It is important to remember that this is not a new datum (that will be coming in about ten years); It is an adjustment of the current NAD83 datum. However, there will be a new geoid model (Geoid12) as a result of the changes. Of course this new hybrid geoid will not be developed until after the NA2011.

Fun stuff! The projected completion date for the adjustment is June 30, 2012 so it could be just around the corner. Of course they had originally planned on completing it before the end of 2011 but maybe this time they will be on schedule. If you want more information about the NA2011 you can visit the NGS web site.

Another Tool in the Box: National Geographic’s MapMaker Interactive

I finally got around to playing with National Geographic’s MapMaker Interactive application on the organization’s education site. As a GIS analyst with two young boys I am always interested in tools that can help teach them about geography or GIS. The MapMaker tool helps teach both of these.

The interface is built on the ArcGIS framework using the ArcGIS API for flex. It features eight base maps to choose from including National Geographic view, satellite view, streets view and oceans view. There are also six themes (with related sub-themes) such as water, land, climate and population, that help users turn out handsome looking maps quickly.

National Geographic MapMaker Interactive

The drawing tools are very user-friendly and include only six basic tools. In addition to these, there is a “markers” tab that provides 30 different symbols representing vegetation, structures and events. You choose between three different marker sizes then drag and drop the marker where you want the point to be located.

Other than looking at the prefabricated themes or measuring distances between locations there is really no analysis that can be done with this map. However, the tool is called MapMaker, not MapAnalyzer, and is geared toward kids so one really cannot complain.

While kids might be the target audience of the MapMaker, its simplicity lends itself to be used by adults who are not GIS savvy but might want to make a quick and authoritative looking map for a manager or client.

The National Geographic education site is still in Beta at the time of this post so there are still a few issues with the tools acting buggy. It would also be great to see a PDF export option and a way to retain measurement annotation as a permanent part fo the map. Those are just minor complaints though and the functionality may well change as the web site goes through and comes out of Beta.

Overall this is a great tool to use for basic mapping or teaching about geography and geographic information systems.
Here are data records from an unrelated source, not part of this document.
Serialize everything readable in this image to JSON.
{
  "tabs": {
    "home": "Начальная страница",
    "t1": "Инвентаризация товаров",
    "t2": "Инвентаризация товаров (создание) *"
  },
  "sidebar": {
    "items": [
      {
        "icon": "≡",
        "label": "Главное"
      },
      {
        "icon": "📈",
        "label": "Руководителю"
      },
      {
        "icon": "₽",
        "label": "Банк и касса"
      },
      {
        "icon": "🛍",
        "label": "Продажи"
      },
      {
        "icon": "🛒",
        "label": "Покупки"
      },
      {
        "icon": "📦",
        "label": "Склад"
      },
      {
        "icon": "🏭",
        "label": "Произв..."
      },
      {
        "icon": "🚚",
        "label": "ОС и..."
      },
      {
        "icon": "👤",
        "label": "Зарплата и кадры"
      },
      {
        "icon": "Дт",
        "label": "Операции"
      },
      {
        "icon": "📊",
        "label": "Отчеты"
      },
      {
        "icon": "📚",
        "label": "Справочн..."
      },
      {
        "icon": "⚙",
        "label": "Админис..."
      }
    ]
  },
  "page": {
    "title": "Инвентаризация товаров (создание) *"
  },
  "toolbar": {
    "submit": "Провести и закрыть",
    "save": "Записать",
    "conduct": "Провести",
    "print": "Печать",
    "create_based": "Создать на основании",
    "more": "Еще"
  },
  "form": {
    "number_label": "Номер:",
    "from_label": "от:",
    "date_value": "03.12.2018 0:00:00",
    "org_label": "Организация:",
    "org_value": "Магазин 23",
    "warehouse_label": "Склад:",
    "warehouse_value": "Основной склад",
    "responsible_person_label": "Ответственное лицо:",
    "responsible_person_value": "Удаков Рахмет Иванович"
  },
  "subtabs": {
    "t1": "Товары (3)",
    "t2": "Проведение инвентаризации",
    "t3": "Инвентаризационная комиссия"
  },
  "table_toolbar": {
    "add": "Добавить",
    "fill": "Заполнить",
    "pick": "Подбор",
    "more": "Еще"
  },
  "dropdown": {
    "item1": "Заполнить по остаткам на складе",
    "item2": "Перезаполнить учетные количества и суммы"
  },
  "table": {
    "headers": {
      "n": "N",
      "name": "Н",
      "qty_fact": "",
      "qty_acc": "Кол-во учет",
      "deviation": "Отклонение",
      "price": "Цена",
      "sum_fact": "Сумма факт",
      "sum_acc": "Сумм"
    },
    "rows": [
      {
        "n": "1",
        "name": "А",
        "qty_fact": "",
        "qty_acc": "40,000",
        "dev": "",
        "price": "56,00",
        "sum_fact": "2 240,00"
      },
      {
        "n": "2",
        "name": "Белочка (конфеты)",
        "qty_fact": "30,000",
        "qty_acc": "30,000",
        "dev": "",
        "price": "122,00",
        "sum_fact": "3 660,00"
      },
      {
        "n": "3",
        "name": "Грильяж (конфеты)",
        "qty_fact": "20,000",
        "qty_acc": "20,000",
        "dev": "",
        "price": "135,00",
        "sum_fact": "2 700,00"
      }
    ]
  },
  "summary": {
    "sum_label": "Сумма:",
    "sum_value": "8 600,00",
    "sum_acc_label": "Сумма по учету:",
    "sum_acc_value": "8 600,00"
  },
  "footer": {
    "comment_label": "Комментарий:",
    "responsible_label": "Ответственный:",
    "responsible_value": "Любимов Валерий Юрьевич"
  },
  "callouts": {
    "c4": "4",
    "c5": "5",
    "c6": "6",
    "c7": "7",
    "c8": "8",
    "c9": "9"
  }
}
Head over to the site and give it a try. You might find that you have another free tool that you can use to make a quick one-off presentation map or you can recommend it to a non-GIS user who wants to play cartographer.
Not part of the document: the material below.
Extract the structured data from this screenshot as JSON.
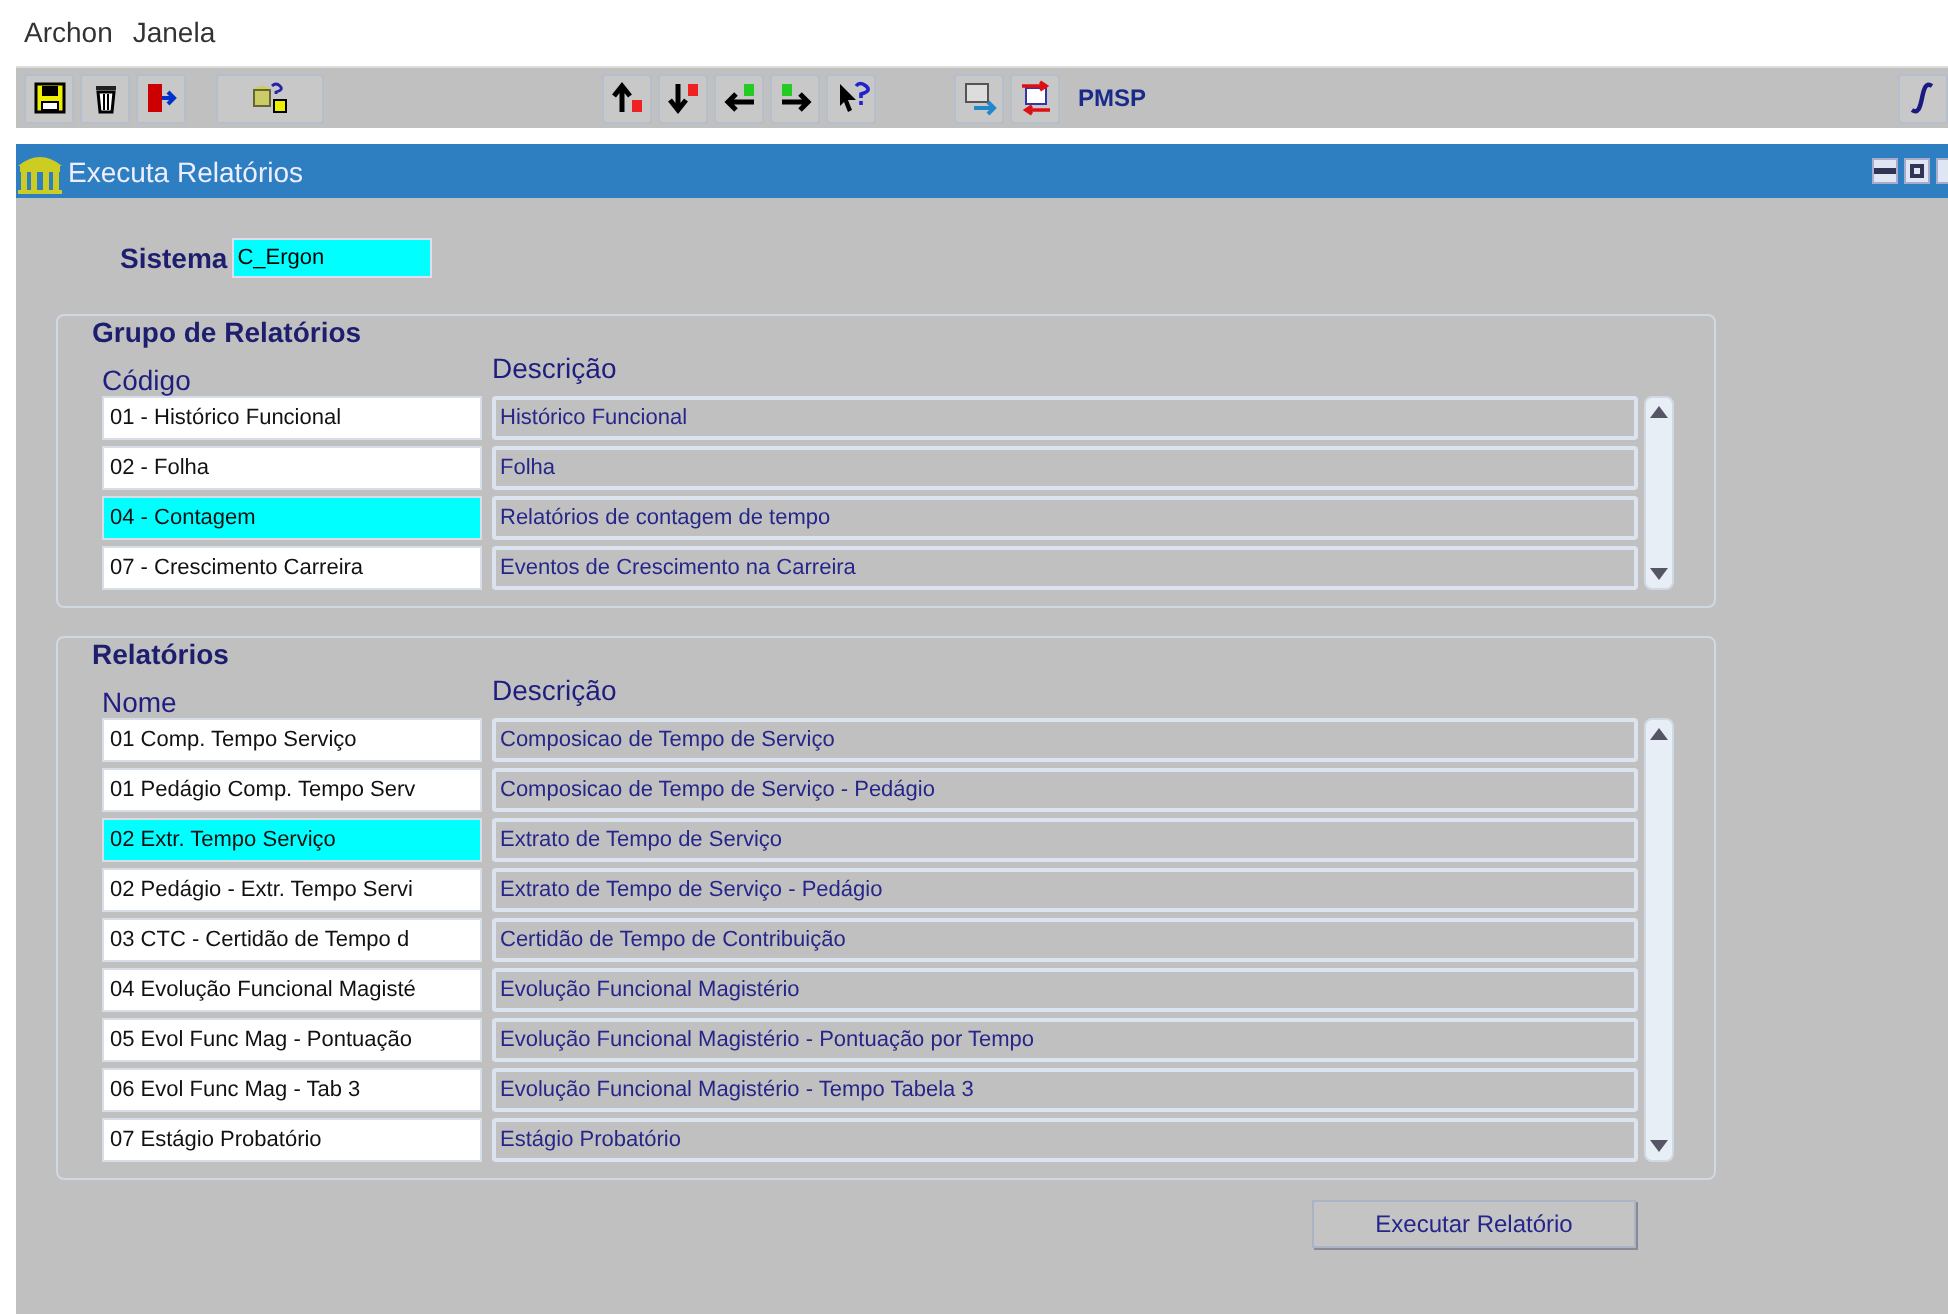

Teaching Geography is Fundamental Act is Misguided

There are nine core academic subjects in the No Child Left Behind Act. Of the nine, only geography doesn’t have its own federal funding stream. Since 2008, geography advocates have petitioned the federal government for just such a stream, in part by supporting what is called the Teaching Geography is Fundamental Act. There is a reason why this act has been introduced and subsequently died in two previous congresses – It is not good legislation.

Out of 15 potential uses for the funds identified within the Act, only a few reference clear, actionable uses. The rest consist of “promoting”, “strengthening”, “encouraging” or “supporting” vague notions including “academic standards”, applying GIS to teaching, and “research”. What does that actually mean?

The language of the Act creates a grant of $75,000,000 spread over five years but fails to designate concrete uses of that money. The Act basically throws money at an issue expecting the issue to then resolve itself. Of course, this should surprise no one since the government’s response to most problems is to appropriate funds. Educators should know better than to see this as a solution but it becomes difficult to see beyond the potential of receiving money, regardless of its dubious origins.

Activists could better spend their time trying to get rid of legislation like the No Child Left Behind Act so we can stop teaching based on federal mandates and standardized tests and go back to student based teaching.